Inspector General of Police (IGP) Muhammed Abubakar, in a telephone chat with our Correspondent, noted that the trend was becoming worrisome but that government was not silent about the development.
“This is a very worrisome development and government is not at peace with it. I can assure you that all these cases are being pursued vigorously and soon, justice shall be done. I have provided the necessary logistics to the NITERPOL department to facilitate their work and I am sure they would deliver.”
The Police boss said, INTERPOL was still on the trail of the killers of four Nigerian students and a school pupil in Ghana alone. This is even as the leaders of the Academic Staff Union of Universities and National Association of Nigerian Students have called on President Goodluck Jonathan to tackle the issue of student safety in Ghana, with a view to preventing the breakdown of bilateral relations between the two countries.
“There are as many as 75,000 Nigerians in tertiary institutions in neighbouring Ghana, which is known for providing friendly working and living conditions for foreign students.”
He gave the breakdown of Nigerian students killed abroad as follows: In November, barely 26 days after Ogukwe’s death, two Nigerian students, Eddy and Charles of KNUS Federal University Accra, lost their lives, during an excursion with their school mates, the school claimed they got drowned.
”Only two weeks ago, Mr. Godwin Ayogu, a 300 level Social Science student of University of Cape Coast Central Region was brutally killed on February 20th, and his lifeless body was found on campus,” a member of the House of Representatives Hon. Abike Dabiri-Erewa said.
Explaining further, the police boss said Malaysia police killed one Tunde Adelabu from Ekiti State, a student of Lagenda University, Nilai, Malaysia, adding that more than 80 Nigerian students were currently in danger in Malaysia, according to reports, with no intervention whatsoever from the nation’s embassy in Malaysia.

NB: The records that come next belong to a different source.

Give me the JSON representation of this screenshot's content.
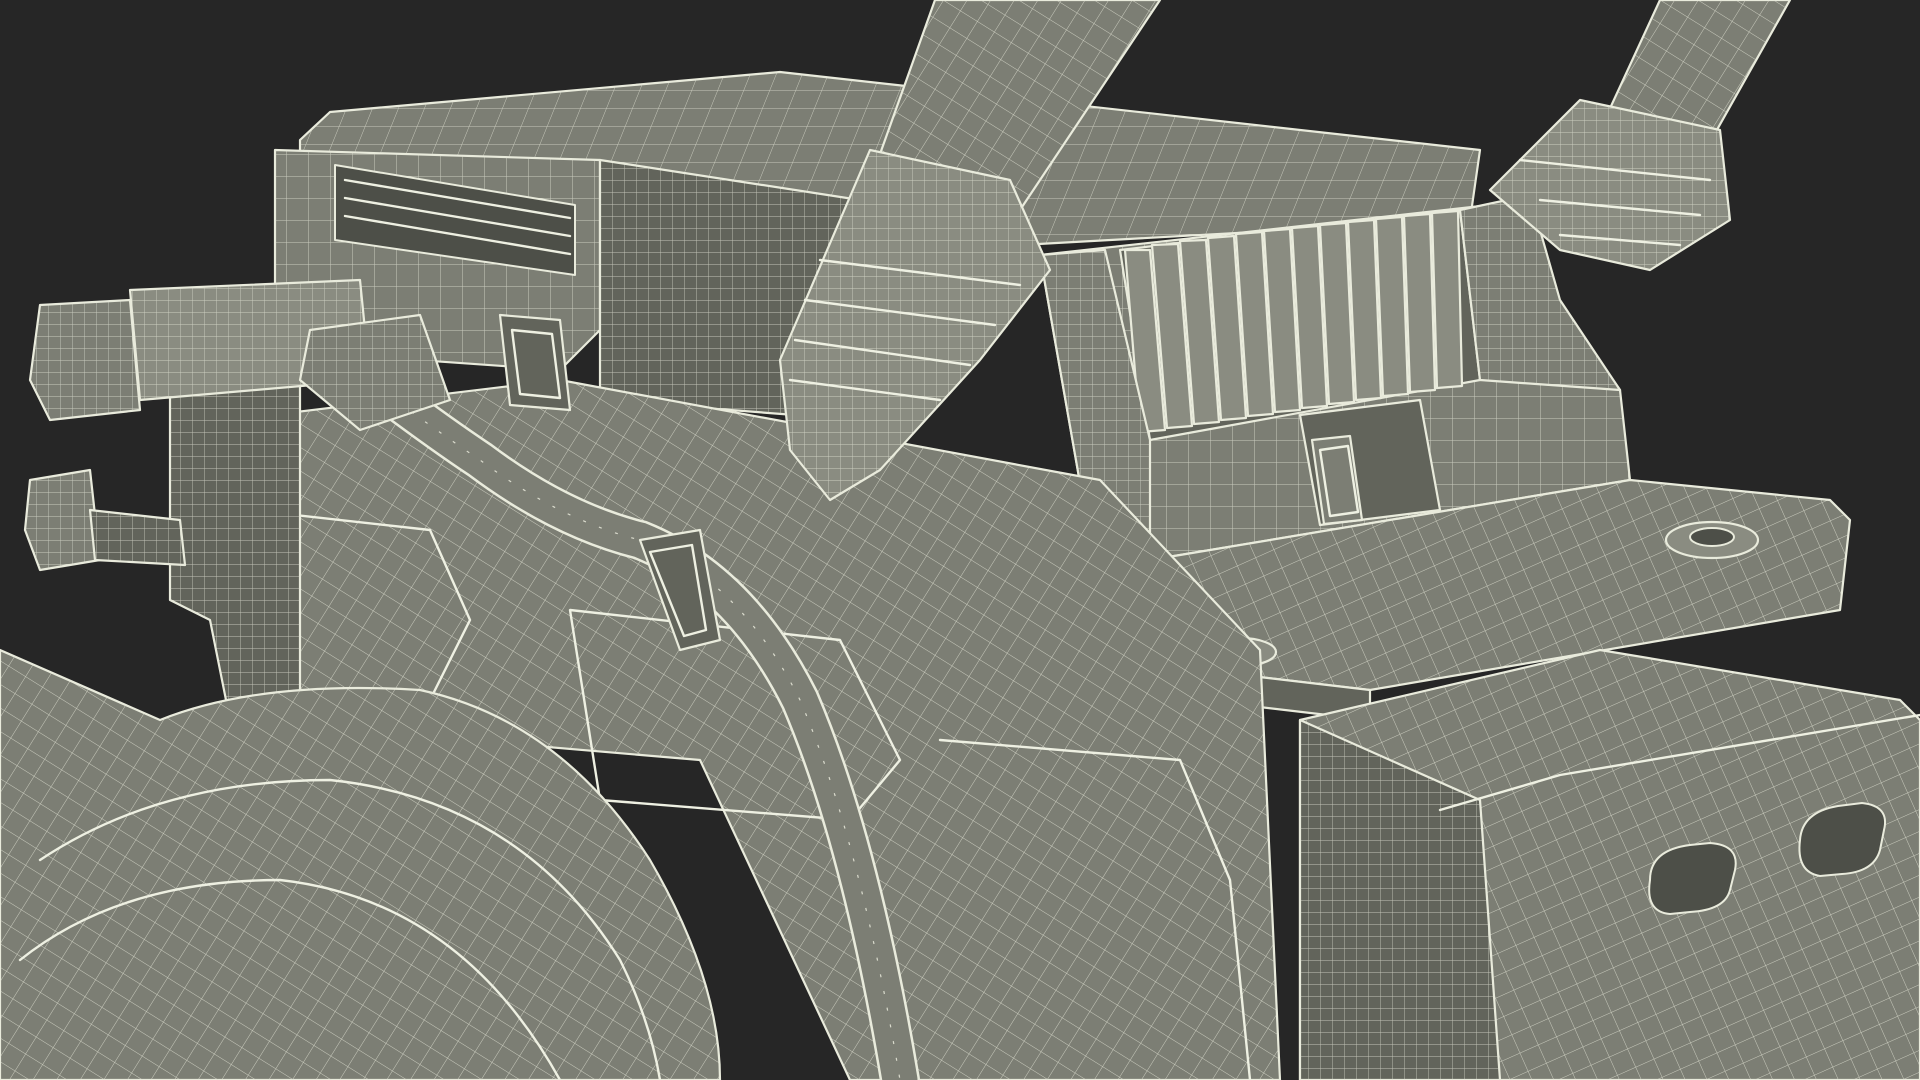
{
  "scene": {
    "background_color": "#262626",
    "model_fill_color": "#7c7e74",
    "wireframe_color": "#e9ebdc",
    "render_style": "wireframe-on-shaded",
    "text": []
  }
}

The Nigerian INTERPOL chief said: “Also, a group of unknown Russians last two weeks stabbed a female Nigerian, Forester Samson, to death in Russia. In Dubai, Toba Falode, 19-year-old son of a popular sports caster, Aisha Falode, a student of SAE Institute, Dubai, died in mysterious circumstances. In South Africa, the humiliating video of a Nigerian man stripped and beaten publicly by South African police has made news all over the world.“
Last week five students at the University of Cape Coast in Ghana were arrested after the gruesome murder of Nigerian social science student Godwin Ayogu, 19. He was apparently killed after trying to recover money he had lent to a fellow student.

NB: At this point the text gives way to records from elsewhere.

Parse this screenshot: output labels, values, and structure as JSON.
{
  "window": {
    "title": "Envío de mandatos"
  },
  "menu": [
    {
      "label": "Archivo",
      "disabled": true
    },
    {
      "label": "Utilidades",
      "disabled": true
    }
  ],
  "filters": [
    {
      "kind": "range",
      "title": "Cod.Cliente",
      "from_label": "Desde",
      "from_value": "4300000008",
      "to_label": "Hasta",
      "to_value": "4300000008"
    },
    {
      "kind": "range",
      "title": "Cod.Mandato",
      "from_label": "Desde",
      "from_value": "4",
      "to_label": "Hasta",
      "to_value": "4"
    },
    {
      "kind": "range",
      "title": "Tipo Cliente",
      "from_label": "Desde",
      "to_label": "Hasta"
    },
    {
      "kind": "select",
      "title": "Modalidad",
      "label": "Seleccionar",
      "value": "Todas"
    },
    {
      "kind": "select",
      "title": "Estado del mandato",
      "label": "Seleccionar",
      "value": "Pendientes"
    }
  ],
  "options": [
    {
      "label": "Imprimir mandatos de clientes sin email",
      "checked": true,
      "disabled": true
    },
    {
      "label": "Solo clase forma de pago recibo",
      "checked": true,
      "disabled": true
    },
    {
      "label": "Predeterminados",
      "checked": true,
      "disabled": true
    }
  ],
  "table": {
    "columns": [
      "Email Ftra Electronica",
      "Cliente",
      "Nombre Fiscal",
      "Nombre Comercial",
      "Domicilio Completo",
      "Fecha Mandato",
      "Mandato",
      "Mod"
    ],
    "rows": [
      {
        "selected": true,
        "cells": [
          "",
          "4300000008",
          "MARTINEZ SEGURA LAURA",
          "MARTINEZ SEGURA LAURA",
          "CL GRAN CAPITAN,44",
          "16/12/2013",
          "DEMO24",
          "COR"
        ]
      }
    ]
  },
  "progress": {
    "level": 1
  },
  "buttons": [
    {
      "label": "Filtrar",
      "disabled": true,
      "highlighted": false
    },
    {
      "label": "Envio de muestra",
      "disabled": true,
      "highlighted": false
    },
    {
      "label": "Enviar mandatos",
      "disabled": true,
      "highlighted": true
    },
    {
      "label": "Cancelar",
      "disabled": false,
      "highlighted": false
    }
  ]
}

His death followed the drowning of two Nigerian students from Knutsford University College in Accra while on an outing with university officials, and the mysterious death in October last year of 15-year-old Nigerian Austin Ogukwe, a student at Ideal College in Tema.

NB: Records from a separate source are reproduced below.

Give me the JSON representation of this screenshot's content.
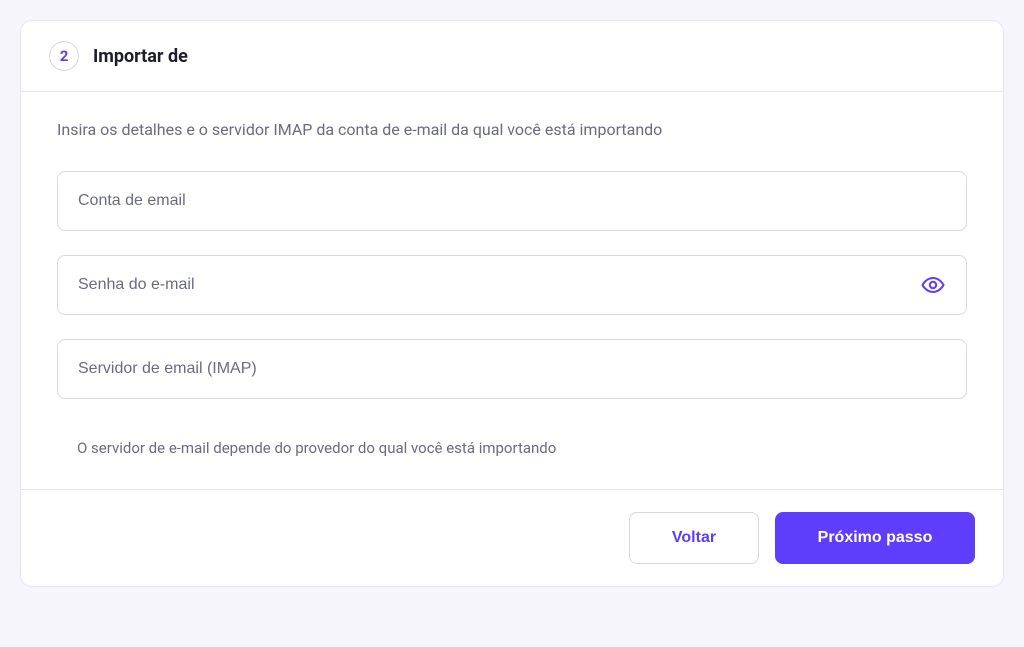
{
  "header": {
    "step_number": "2",
    "title": "Importar de"
  },
  "body": {
    "instruction": "Insira os detalhes e o servidor IMAP da conta de e-mail da qual você está importando",
    "fields": {
      "email_account": {
        "placeholder": "Conta de email",
        "value": ""
      },
      "email_password": {
        "placeholder": "Senha do e-mail",
        "value": ""
      },
      "email_server": {
        "placeholder": "Servidor de email (IMAP)",
        "value": ""
      }
    },
    "helper_text": "O servidor de e-mail depende do provedor do qual você está importando"
  },
  "footer": {
    "back_label": "Voltar",
    "next_label": "Próximo passo"
  }
}
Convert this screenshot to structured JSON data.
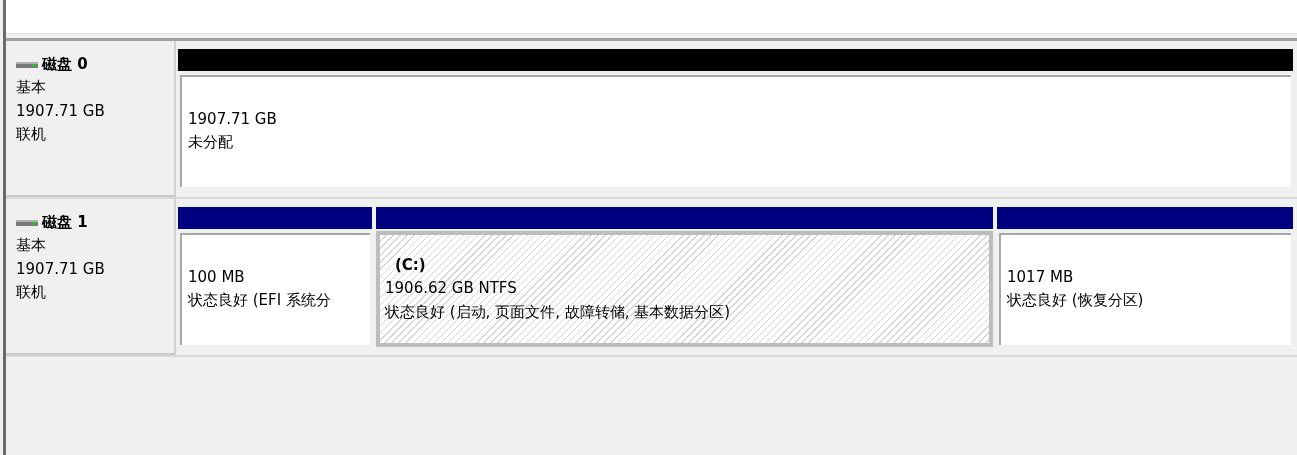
{
  "disks": [
    {
      "name": "磁盘 0",
      "type": "基本",
      "size": "1907.71 GB",
      "status": "联机",
      "partitions": [
        {
          "kind": "unallocated",
          "selected": false,
          "size": "1907.71 GB",
          "status": "未分配"
        }
      ]
    },
    {
      "name": "磁盘 1",
      "type": "基本",
      "size": "1907.71 GB",
      "status": "联机",
      "partitions": [
        {
          "kind": "primary",
          "selected": false,
          "size": "100 MB",
          "status": "状态良好 (EFI 系统分"
        },
        {
          "kind": "primary",
          "selected": true,
          "label": "(C:)",
          "size": "1906.62 GB NTFS",
          "status": "状态良好 (启动, 页面文件, 故障转储, 基本数据分区)"
        },
        {
          "kind": "primary",
          "selected": false,
          "size": "1017 MB",
          "status": "状态良好 (恢复分区)"
        }
      ]
    }
  ]
}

Nigeria’s human rights community has also lent its voice to those worried about student safety in other countries. “The sanctity of life cannot be compromised under any guise. The rights of foreigners must be adequately protected,” said Sylvester Odion-Akhaine, executive director of the Centre for Constitutionalism and Demilitarisation.
He said the issue not only posed the question of how safe Nigerian students were on the Gold Coast and in other countries, but also how interested university managements were in the well-being of foreign students, most of whom were teenagers.
The right activist added, “last month another Nigerian student, Adelabu Tunde, was shot dead by Malaysian police. He was killed while walking home from his studies at Legenda University.”